Sweet Retreats: Our Favorite Classic Candy Shops in Seattle
The bespectacled woman smiling down on her namesake Ballard candy shop was once described in a newspaper article as “something special in this mass-produced age…the way women were back when there was a gingerbread man in the oven and hours to make it.” That was written many years ago, and Mickey Brinker, a caterer and candy maker in St. Louis, is now long gone. But her grandson and Ballard resident Randy Brinker keeps that “something special” alive in his tiny retail tribute to her (opened in 2012) and all things good and sweet, from nostalgic candies such as wax lips and Laffy Taffy to an array of Dutch licorice, to locally made artisan caramels, chocolates and Bluebird ice cream. (Brinker also started making fudge in-house in late November.) $10 per pound of bulk candy. Ballard, 2230 NW 57th St.; 206.402.6272; sweetmickeys.com (not available online)

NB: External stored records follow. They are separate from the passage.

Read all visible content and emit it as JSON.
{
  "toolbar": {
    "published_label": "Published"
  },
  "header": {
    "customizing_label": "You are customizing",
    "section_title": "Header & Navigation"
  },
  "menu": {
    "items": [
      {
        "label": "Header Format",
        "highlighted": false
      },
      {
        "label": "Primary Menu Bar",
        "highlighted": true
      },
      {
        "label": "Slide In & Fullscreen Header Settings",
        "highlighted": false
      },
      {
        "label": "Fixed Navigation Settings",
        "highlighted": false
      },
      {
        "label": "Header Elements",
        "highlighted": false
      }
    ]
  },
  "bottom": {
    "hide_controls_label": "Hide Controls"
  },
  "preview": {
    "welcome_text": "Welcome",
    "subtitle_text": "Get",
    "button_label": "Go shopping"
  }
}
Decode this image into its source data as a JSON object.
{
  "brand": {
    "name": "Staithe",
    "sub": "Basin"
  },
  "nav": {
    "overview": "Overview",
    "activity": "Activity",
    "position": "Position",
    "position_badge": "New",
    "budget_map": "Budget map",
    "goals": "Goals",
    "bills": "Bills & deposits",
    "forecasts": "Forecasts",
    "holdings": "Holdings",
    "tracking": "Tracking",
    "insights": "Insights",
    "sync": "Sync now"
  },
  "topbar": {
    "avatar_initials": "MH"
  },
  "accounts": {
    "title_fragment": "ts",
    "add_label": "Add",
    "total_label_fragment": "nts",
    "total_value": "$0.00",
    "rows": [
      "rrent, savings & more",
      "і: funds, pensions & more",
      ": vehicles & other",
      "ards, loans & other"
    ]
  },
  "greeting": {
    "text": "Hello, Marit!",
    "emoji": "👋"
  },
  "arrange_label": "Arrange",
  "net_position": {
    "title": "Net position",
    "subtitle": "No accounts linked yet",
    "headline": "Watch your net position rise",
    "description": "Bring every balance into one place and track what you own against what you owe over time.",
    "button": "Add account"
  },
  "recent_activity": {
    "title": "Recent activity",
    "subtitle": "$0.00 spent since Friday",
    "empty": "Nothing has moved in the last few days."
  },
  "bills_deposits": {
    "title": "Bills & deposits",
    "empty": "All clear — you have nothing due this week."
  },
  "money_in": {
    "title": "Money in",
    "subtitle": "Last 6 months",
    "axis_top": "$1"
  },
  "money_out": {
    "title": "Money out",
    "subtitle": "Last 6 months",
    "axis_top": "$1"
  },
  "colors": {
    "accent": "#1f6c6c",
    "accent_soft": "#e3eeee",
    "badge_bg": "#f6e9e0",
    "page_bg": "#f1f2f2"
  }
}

The fact that The Confectionery has been a stalwart University Village business for more than 40 years is a testament to the power of sugar: Trends may come and go, but people never stop craving candy. With old-fashioned glass candy jars lined up in a wall-to-wall array, the red, white and bubblegum pink shop boasts no less than 100 varieties of gummies and sours, 50 individual flavors of Jelly Belly Beans, nearly 300 different truffles and chocolates—and always with a close eye on quality. If there’s one place in Seattle where you feel like you’ve stepped into sweet shops of yore, it’s here. Bulk candy: $8.95–$26.95 per pound. University Village, 4608 26th Ave. NE; 206.523.1443; theconfectionery.com (no website orders, but available online via AmazonFresh)
(Honorary Candy Store)
The Husky Deli
This West Seattle icon may be best known for the monster sandwiches and handcrafted ice cream it has been serving since 1932, but keep walking toward the back of the deli and you’ll find yourself facing another old-timey icon: a wall of old-fashioned bulk candy sold by the pound ($6). If they make it in gummi form, you can probably find it here, from bears and frogs to peaches and worms, plus an impressive selection of licorice, whether you prefer the sweeter, fruity variety or have the rare acquired taste for the black, double-salted granddaddy of candy. West Seattle, 4721 California Ave. SW; 206.937.2810; huskydeli.com (not available online)